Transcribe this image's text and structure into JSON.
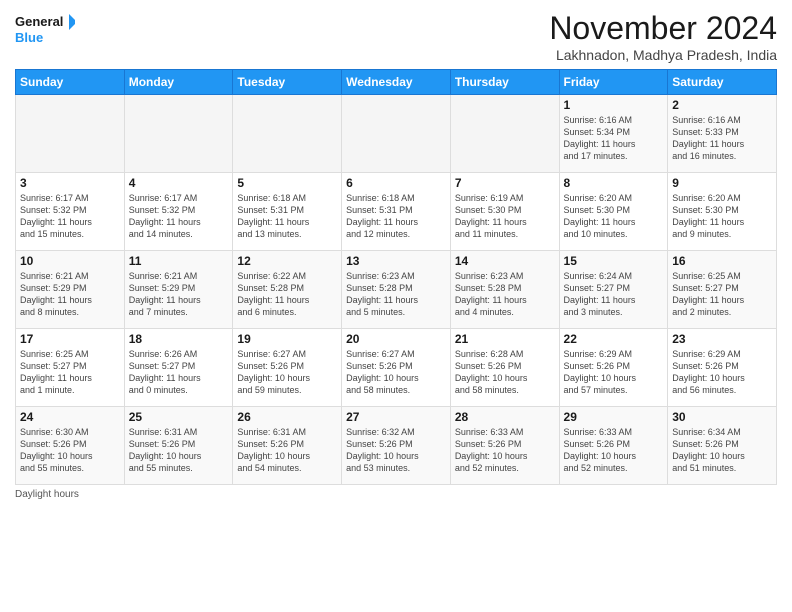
{
  "logo": {
    "line1": "General",
    "line2": "Blue"
  },
  "title": "November 2024",
  "location": "Lakhnadon, Madhya Pradesh, India",
  "days_of_week": [
    "Sunday",
    "Monday",
    "Tuesday",
    "Wednesday",
    "Thursday",
    "Friday",
    "Saturday"
  ],
  "footer": "Daylight hours",
  "weeks": [
    [
      {
        "num": "",
        "info": ""
      },
      {
        "num": "",
        "info": ""
      },
      {
        "num": "",
        "info": ""
      },
      {
        "num": "",
        "info": ""
      },
      {
        "num": "",
        "info": ""
      },
      {
        "num": "1",
        "info": "Sunrise: 6:16 AM\nSunset: 5:34 PM\nDaylight: 11 hours\nand 17 minutes."
      },
      {
        "num": "2",
        "info": "Sunrise: 6:16 AM\nSunset: 5:33 PM\nDaylight: 11 hours\nand 16 minutes."
      }
    ],
    [
      {
        "num": "3",
        "info": "Sunrise: 6:17 AM\nSunset: 5:32 PM\nDaylight: 11 hours\nand 15 minutes."
      },
      {
        "num": "4",
        "info": "Sunrise: 6:17 AM\nSunset: 5:32 PM\nDaylight: 11 hours\nand 14 minutes."
      },
      {
        "num": "5",
        "info": "Sunrise: 6:18 AM\nSunset: 5:31 PM\nDaylight: 11 hours\nand 13 minutes."
      },
      {
        "num": "6",
        "info": "Sunrise: 6:18 AM\nSunset: 5:31 PM\nDaylight: 11 hours\nand 12 minutes."
      },
      {
        "num": "7",
        "info": "Sunrise: 6:19 AM\nSunset: 5:30 PM\nDaylight: 11 hours\nand 11 minutes."
      },
      {
        "num": "8",
        "info": "Sunrise: 6:20 AM\nSunset: 5:30 PM\nDaylight: 11 hours\nand 10 minutes."
      },
      {
        "num": "9",
        "info": "Sunrise: 6:20 AM\nSunset: 5:30 PM\nDaylight: 11 hours\nand 9 minutes."
      }
    ],
    [
      {
        "num": "10",
        "info": "Sunrise: 6:21 AM\nSunset: 5:29 PM\nDaylight: 11 hours\nand 8 minutes."
      },
      {
        "num": "11",
        "info": "Sunrise: 6:21 AM\nSunset: 5:29 PM\nDaylight: 11 hours\nand 7 minutes."
      },
      {
        "num": "12",
        "info": "Sunrise: 6:22 AM\nSunset: 5:28 PM\nDaylight: 11 hours\nand 6 minutes."
      },
      {
        "num": "13",
        "info": "Sunrise: 6:23 AM\nSunset: 5:28 PM\nDaylight: 11 hours\nand 5 minutes."
      },
      {
        "num": "14",
        "info": "Sunrise: 6:23 AM\nSunset: 5:28 PM\nDaylight: 11 hours\nand 4 minutes."
      },
      {
        "num": "15",
        "info": "Sunrise: 6:24 AM\nSunset: 5:27 PM\nDaylight: 11 hours\nand 3 minutes."
      },
      {
        "num": "16",
        "info": "Sunrise: 6:25 AM\nSunset: 5:27 PM\nDaylight: 11 hours\nand 2 minutes."
      }
    ],
    [
      {
        "num": "17",
        "info": "Sunrise: 6:25 AM\nSunset: 5:27 PM\nDaylight: 11 hours\nand 1 minute."
      },
      {
        "num": "18",
        "info": "Sunrise: 6:26 AM\nSunset: 5:27 PM\nDaylight: 11 hours\nand 0 minutes."
      },
      {
        "num": "19",
        "info": "Sunrise: 6:27 AM\nSunset: 5:26 PM\nDaylight: 10 hours\nand 59 minutes."
      },
      {
        "num": "20",
        "info": "Sunrise: 6:27 AM\nSunset: 5:26 PM\nDaylight: 10 hours\nand 58 minutes."
      },
      {
        "num": "21",
        "info": "Sunrise: 6:28 AM\nSunset: 5:26 PM\nDaylight: 10 hours\nand 58 minutes."
      },
      {
        "num": "22",
        "info": "Sunrise: 6:29 AM\nSunset: 5:26 PM\nDaylight: 10 hours\nand 57 minutes."
      },
      {
        "num": "23",
        "info": "Sunrise: 6:29 AM\nSunset: 5:26 PM\nDaylight: 10 hours\nand 56 minutes."
      }
    ],
    [
      {
        "num": "24",
        "info": "Sunrise: 6:30 AM\nSunset: 5:26 PM\nDaylight: 10 hours\nand 55 minutes."
      },
      {
        "num": "25",
        "info": "Sunrise: 6:31 AM\nSunset: 5:26 PM\nDaylight: 10 hours\nand 55 minutes."
      },
      {
        "num": "26",
        "info": "Sunrise: 6:31 AM\nSunset: 5:26 PM\nDaylight: 10 hours\nand 54 minutes."
      },
      {
        "num": "27",
        "info": "Sunrise: 6:32 AM\nSunset: 5:26 PM\nDaylight: 10 hours\nand 53 minutes."
      },
      {
        "num": "28",
        "info": "Sunrise: 6:33 AM\nSunset: 5:26 PM\nDaylight: 10 hours\nand 52 minutes."
      },
      {
        "num": "29",
        "info": "Sunrise: 6:33 AM\nSunset: 5:26 PM\nDaylight: 10 hours\nand 52 minutes."
      },
      {
        "num": "30",
        "info": "Sunrise: 6:34 AM\nSunset: 5:26 PM\nDaylight: 10 hours\nand 51 minutes."
      }
    ]
  ]
}
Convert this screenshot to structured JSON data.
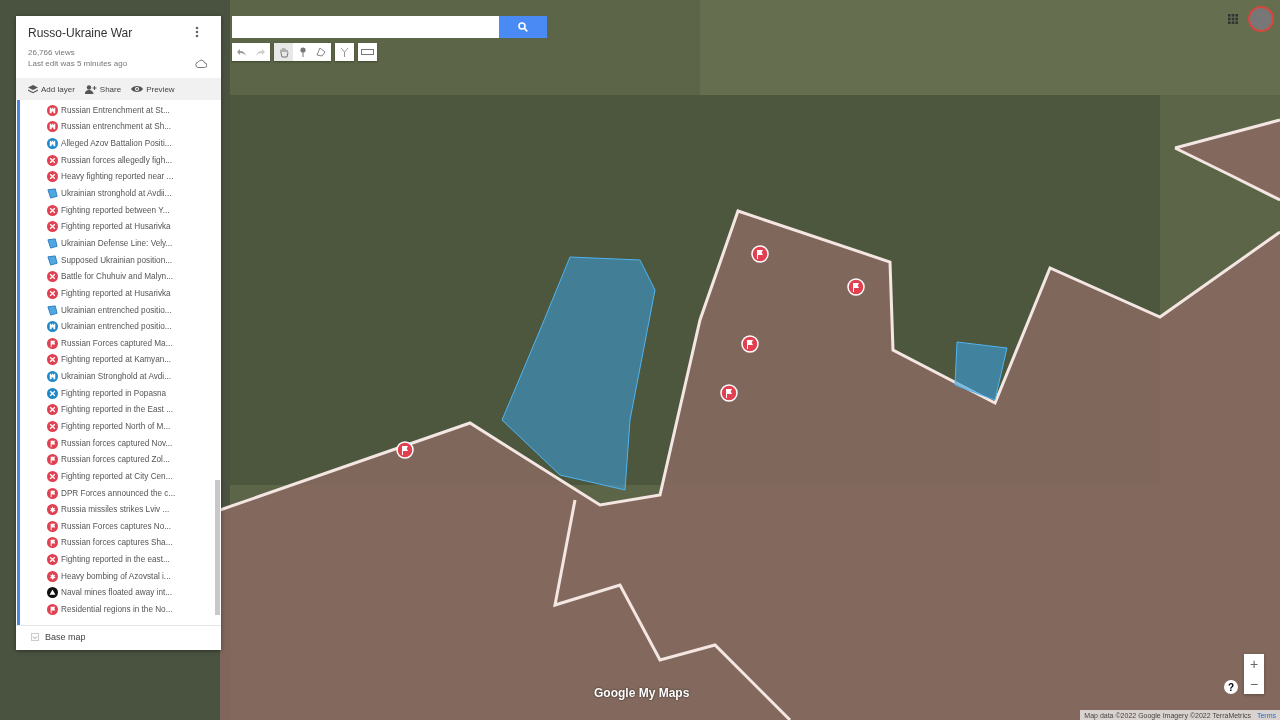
{
  "map_title": "Russo-Ukraine War",
  "views": "26,766 views",
  "last_edit": "Last edit was 5 minutes ago",
  "actions": [
    {
      "kind": "layers",
      "label": "Add layer"
    },
    {
      "kind": "share",
      "label": "Share"
    },
    {
      "kind": "preview",
      "label": "Preview"
    }
  ],
  "layer_items": [
    {
      "label": "Russian Entrenchment at St...",
      "kind": "castle",
      "color": "#e0404f"
    },
    {
      "label": "Russian entrenchment at Sh...",
      "kind": "castle",
      "color": "#e0404f"
    },
    {
      "label": "Alleged Azov Battalion Positi...",
      "kind": "castle",
      "color": "#1e88c8"
    },
    {
      "label": "Russian forces allegedly figh...",
      "kind": "cross",
      "color": "#e0404f"
    },
    {
      "label": "Heavy fighting reported near ...",
      "kind": "cross",
      "color": "#e0404f"
    },
    {
      "label": "Ukrainian stronghold at Avdii...",
      "kind": "polygon",
      "color": "#4fa8e0"
    },
    {
      "label": "Fighting reported between Y...",
      "kind": "cross",
      "color": "#e0404f"
    },
    {
      "label": "Fighting reported at Husarivka",
      "kind": "cross",
      "color": "#e0404f"
    },
    {
      "label": "Ukrainian Defense Line: Vely...",
      "kind": "polygon",
      "color": "#4fa8e0"
    },
    {
      "label": "Supposed Ukrainian position...",
      "kind": "polygon",
      "color": "#4fa8e0"
    },
    {
      "label": "Battle for Chuhuiv and Malyn...",
      "kind": "cross",
      "color": "#e0404f"
    },
    {
      "label": "Fighting reported at Husarivka",
      "kind": "cross",
      "color": "#e0404f"
    },
    {
      "label": "Ukrainian entrenched positio...",
      "kind": "polygon",
      "color": "#4fa8e0"
    },
    {
      "label": "Ukrainian entrenched positio...",
      "kind": "castle",
      "color": "#1e88c8"
    },
    {
      "label": "Russian Forces captured Ma...",
      "kind": "flag",
      "color": "#e0404f"
    },
    {
      "label": "Fighting reported at Kamyan...",
      "kind": "cross",
      "color": "#e0404f"
    },
    {
      "label": "Ukrainian Stronghold at Avdi...",
      "kind": "castle",
      "color": "#1e88c8"
    },
    {
      "label": "Fighting reported in Popasna",
      "kind": "cross",
      "color": "#1e88c8"
    },
    {
      "label": "Fighting reported in the East ...",
      "kind": "cross",
      "color": "#e0404f"
    },
    {
      "label": "Fighting reported North of M...",
      "kind": "cross",
      "color": "#e0404f"
    },
    {
      "label": "Russian forces captured Nov...",
      "kind": "flag",
      "color": "#e0404f"
    },
    {
      "label": "Russian forces captured Zol...",
      "kind": "flag",
      "color": "#e0404f"
    },
    {
      "label": "Fighting reported at City Cen...",
      "kind": "cross",
      "color": "#e0404f"
    },
    {
      "label": "DPR Forces announced the c...",
      "kind": "flag",
      "color": "#e0404f"
    },
    {
      "label": "Russia missiles strikes Lviv ...",
      "kind": "burst",
      "color": "#e0404f"
    },
    {
      "label": "Russian Forces captures No...",
      "kind": "flag",
      "color": "#e0404f"
    },
    {
      "label": "Russian forces captures Sha...",
      "kind": "flag",
      "color": "#e0404f"
    },
    {
      "label": "Fighting reported in the east...",
      "kind": "cross",
      "color": "#e0404f"
    },
    {
      "label": "Heavy bombing of Azovstal i...",
      "kind": "burst",
      "color": "#e0404f"
    },
    {
      "label": "Naval mines floated away int...",
      "kind": "warning",
      "color": "#111111"
    },
    {
      "label": "Residential regions in the No...",
      "kind": "flag",
      "color": "#e0404f"
    }
  ],
  "base_map": "Base map",
  "zoom_controls": [
    "+",
    "−"
  ],
  "help": "?",
  "logo": "Google My Maps",
  "attribution": "Map data ©2022 Google Imagery ©2022 TerraMetrics",
  "terms": "Terms"
}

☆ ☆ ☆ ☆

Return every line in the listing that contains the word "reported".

      "label": "Heavy fighting reported near ...",
      "label": "Fighting reported between Y...",
      "label": "Fighting reported at Husarivka",
      "label": "Fighting reported at Husarivka",
      "label": "Fighting reported at Kamyan...",
      "label": "Fighting reported in Popasna",
      "label": "Fighting reported in the East ...",
      "label": "Fighting reported North of M...",
      "label": "Fighting reported at City Cen...",
      "label": "Fighting reported in the east...",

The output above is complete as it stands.